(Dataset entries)
###
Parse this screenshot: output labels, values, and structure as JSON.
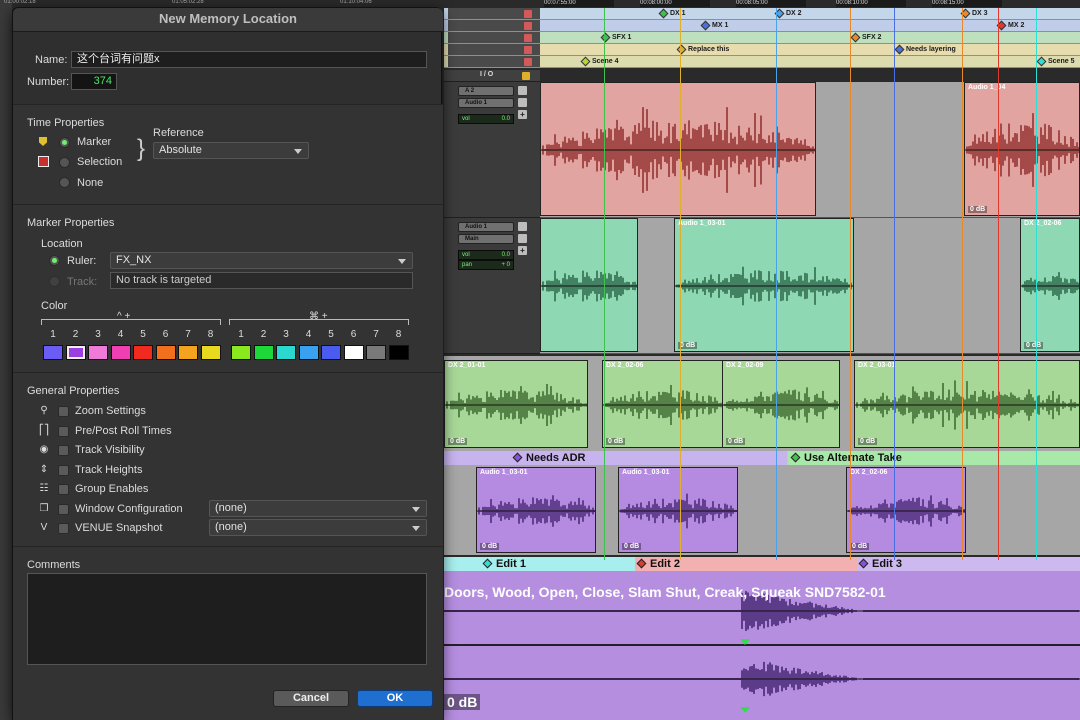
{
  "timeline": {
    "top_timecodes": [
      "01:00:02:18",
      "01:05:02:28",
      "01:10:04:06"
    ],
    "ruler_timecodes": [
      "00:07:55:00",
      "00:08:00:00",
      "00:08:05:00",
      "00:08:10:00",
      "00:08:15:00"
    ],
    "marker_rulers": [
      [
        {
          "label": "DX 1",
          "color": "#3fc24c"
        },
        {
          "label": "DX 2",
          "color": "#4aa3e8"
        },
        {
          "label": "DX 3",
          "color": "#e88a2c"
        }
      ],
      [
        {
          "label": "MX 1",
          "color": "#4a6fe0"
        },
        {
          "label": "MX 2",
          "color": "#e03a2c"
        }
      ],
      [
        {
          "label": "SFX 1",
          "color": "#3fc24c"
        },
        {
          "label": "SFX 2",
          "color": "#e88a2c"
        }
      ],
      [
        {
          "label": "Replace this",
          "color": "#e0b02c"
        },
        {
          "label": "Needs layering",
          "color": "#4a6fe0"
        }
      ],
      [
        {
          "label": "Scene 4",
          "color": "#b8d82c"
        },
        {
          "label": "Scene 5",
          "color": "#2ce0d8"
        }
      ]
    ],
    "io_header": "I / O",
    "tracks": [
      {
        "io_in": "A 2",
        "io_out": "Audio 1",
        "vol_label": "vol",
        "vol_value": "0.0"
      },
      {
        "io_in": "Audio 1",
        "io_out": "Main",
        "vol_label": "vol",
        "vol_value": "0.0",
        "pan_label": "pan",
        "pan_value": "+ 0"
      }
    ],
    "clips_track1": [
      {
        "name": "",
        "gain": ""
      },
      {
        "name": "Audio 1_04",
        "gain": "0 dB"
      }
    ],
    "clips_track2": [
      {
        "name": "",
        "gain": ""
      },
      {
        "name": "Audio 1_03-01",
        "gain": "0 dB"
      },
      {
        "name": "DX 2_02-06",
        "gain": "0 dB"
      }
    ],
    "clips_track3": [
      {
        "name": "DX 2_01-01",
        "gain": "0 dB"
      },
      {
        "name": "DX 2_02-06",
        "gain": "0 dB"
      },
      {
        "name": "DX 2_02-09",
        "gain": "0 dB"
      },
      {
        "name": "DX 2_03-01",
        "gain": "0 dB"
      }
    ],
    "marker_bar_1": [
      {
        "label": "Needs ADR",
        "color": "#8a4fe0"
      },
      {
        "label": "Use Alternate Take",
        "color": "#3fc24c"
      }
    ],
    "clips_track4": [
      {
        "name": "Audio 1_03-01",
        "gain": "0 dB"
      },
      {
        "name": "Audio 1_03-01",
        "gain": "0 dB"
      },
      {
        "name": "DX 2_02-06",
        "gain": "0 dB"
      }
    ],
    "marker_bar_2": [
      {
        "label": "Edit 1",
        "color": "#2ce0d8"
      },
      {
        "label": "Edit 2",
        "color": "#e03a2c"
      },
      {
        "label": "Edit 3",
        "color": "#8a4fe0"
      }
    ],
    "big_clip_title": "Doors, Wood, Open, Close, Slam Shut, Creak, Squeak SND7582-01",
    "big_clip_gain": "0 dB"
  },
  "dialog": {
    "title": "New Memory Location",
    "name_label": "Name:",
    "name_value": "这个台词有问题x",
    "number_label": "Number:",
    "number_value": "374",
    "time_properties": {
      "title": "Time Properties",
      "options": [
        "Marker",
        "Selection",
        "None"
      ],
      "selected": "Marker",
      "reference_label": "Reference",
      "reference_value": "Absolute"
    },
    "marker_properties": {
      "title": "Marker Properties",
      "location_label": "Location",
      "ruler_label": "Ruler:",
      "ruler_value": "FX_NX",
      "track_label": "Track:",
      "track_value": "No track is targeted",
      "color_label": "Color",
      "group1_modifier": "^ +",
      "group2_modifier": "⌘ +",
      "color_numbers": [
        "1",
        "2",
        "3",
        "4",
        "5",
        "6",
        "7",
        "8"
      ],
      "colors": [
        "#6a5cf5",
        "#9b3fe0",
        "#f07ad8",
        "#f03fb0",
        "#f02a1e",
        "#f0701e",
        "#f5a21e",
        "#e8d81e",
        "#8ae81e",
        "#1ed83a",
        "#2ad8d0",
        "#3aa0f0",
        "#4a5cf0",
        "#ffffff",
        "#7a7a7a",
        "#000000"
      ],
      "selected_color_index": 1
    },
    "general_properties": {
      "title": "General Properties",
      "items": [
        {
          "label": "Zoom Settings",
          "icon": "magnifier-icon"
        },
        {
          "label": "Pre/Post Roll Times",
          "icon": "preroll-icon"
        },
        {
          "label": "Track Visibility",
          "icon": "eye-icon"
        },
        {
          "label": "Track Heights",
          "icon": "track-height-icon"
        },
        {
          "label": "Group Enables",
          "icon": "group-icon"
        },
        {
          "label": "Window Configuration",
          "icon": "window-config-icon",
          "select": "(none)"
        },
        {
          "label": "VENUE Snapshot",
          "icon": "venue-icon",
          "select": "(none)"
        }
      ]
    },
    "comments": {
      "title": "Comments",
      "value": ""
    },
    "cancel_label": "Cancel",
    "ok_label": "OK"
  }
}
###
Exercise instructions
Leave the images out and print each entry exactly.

Answer for this exercise
Parse this screenshot: output labels, values, and structure as JSON.
{
  "timeline": {
    "top_timecodes": [
      "01:00:02:18",
      "01:05:02:28",
      "01:10:04:06"
    ],
    "ruler_timecodes": [
      "00:07:55:00",
      "00:08:00:00",
      "00:08:05:00",
      "00:08:10:00",
      "00:08:15:00"
    ],
    "marker_rulers": [
      [
        {
          "label": "DX 1",
          "color": "#3fc24c"
        },
        {
          "label": "DX 2",
          "color": "#4aa3e8"
        },
        {
          "label": "DX 3",
          "color": "#e88a2c"
        }
      ],
      [
        {
          "label": "MX 1",
          "color": "#4a6fe0"
        },
        {
          "label": "MX 2",
          "color": "#e03a2c"
        }
      ],
      [
        {
          "label": "SFX 1",
          "color": "#3fc24c"
        },
        {
          "label": "SFX 2",
          "color": "#e88a2c"
        }
      ],
      [
        {
          "label": "Replace this",
          "color": "#e0b02c"
        },
        {
          "label": "Needs layering",
          "color": "#4a6fe0"
        }
      ],
      [
        {
          "label": "Scene 4",
          "color": "#b8d82c"
        },
        {
          "label": "Scene 5",
          "color": "#2ce0d8"
        }
      ]
    ],
    "io_header": "I / O",
    "tracks": [
      {
        "io_in": "A 2",
        "io_out": "Audio 1",
        "vol_label": "vol",
        "vol_value": "0.0"
      },
      {
        "io_in": "Audio 1",
        "io_out": "Main",
        "vol_label": "vol",
        "vol_value": "0.0",
        "pan_label": "pan",
        "pan_value": "+ 0"
      }
    ],
    "clips_track1": [
      {
        "name": "",
        "gain": ""
      },
      {
        "name": "Audio 1_04",
        "gain": "0 dB"
      }
    ],
    "clips_track2": [
      {
        "name": "",
        "gain": ""
      },
      {
        "name": "Audio 1_03-01",
        "gain": "0 dB"
      },
      {
        "name": "DX 2_02-06",
        "gain": "0 dB"
      }
    ],
    "clips_track3": [
      {
        "name": "DX 2_01-01",
        "gain": "0 dB"
      },
      {
        "name": "DX 2_02-06",
        "gain": "0 dB"
      },
      {
        "name": "DX 2_02-09",
        "gain": "0 dB"
      },
      {
        "name": "DX 2_03-01",
        "gain": "0 dB"
      }
    ],
    "marker_bar_1": [
      {
        "label": "Needs ADR",
        "color": "#8a4fe0"
      },
      {
        "label": "Use Alternate Take",
        "color": "#3fc24c"
      }
    ],
    "clips_track4": [
      {
        "name": "Audio 1_03-01",
        "gain": "0 dB"
      },
      {
        "name": "Audio 1_03-01",
        "gain": "0 dB"
      },
      {
        "name": "DX 2_02-06",
        "gain": "0 dB"
      }
    ],
    "marker_bar_2": [
      {
        "label": "Edit 1",
        "color": "#2ce0d8"
      },
      {
        "label": "Edit 2",
        "color": "#e03a2c"
      },
      {
        "label": "Edit 3",
        "color": "#8a4fe0"
      }
    ],
    "big_clip_title": "Doors, Wood, Open, Close, Slam Shut, Creak, Squeak SND7582-01",
    "big_clip_gain": "0 dB"
  },
  "dialog": {
    "title": "New Memory Location",
    "name_label": "Name:",
    "name_value": "这个台词有问题x",
    "number_label": "Number:",
    "number_value": "374",
    "time_properties": {
      "title": "Time Properties",
      "options": [
        "Marker",
        "Selection",
        "None"
      ],
      "selected": "Marker",
      "reference_label": "Reference",
      "reference_value": "Absolute"
    },
    "marker_properties": {
      "title": "Marker Properties",
      "location_label": "Location",
      "ruler_label": "Ruler:",
      "ruler_value": "FX_NX",
      "track_label": "Track:",
      "track_value": "No track is targeted",
      "color_label": "Color",
      "group1_modifier": "^ +",
      "group2_modifier": "⌘ +",
      "color_numbers": [
        "1",
        "2",
        "3",
        "4",
        "5",
        "6",
        "7",
        "8"
      ],
      "colors": [
        "#6a5cf5",
        "#9b3fe0",
        "#f07ad8",
        "#f03fb0",
        "#f02a1e",
        "#f0701e",
        "#f5a21e",
        "#e8d81e",
        "#8ae81e",
        "#1ed83a",
        "#2ad8d0",
        "#3aa0f0",
        "#4a5cf0",
        "#ffffff",
        "#7a7a7a",
        "#000000"
      ],
      "selected_color_index": 1
    },
    "general_properties": {
      "title": "General Properties",
      "items": [
        {
          "label": "Zoom Settings",
          "icon": "magnifier-icon"
        },
        {
          "label": "Pre/Post Roll Times",
          "icon": "preroll-icon"
        },
        {
          "label": "Track Visibility",
          "icon": "eye-icon"
        },
        {
          "label": "Track Heights",
          "icon": "track-height-icon"
        },
        {
          "label": "Group Enables",
          "icon": "group-icon"
        },
        {
          "label": "Window Configuration",
          "icon": "window-config-icon",
          "select": "(none)"
        },
        {
          "label": "VENUE Snapshot",
          "icon": "venue-icon",
          "select": "(none)"
        }
      ]
    },
    "comments": {
      "title": "Comments",
      "value": ""
    },
    "cancel_label": "Cancel",
    "ok_label": "OK"
  }
}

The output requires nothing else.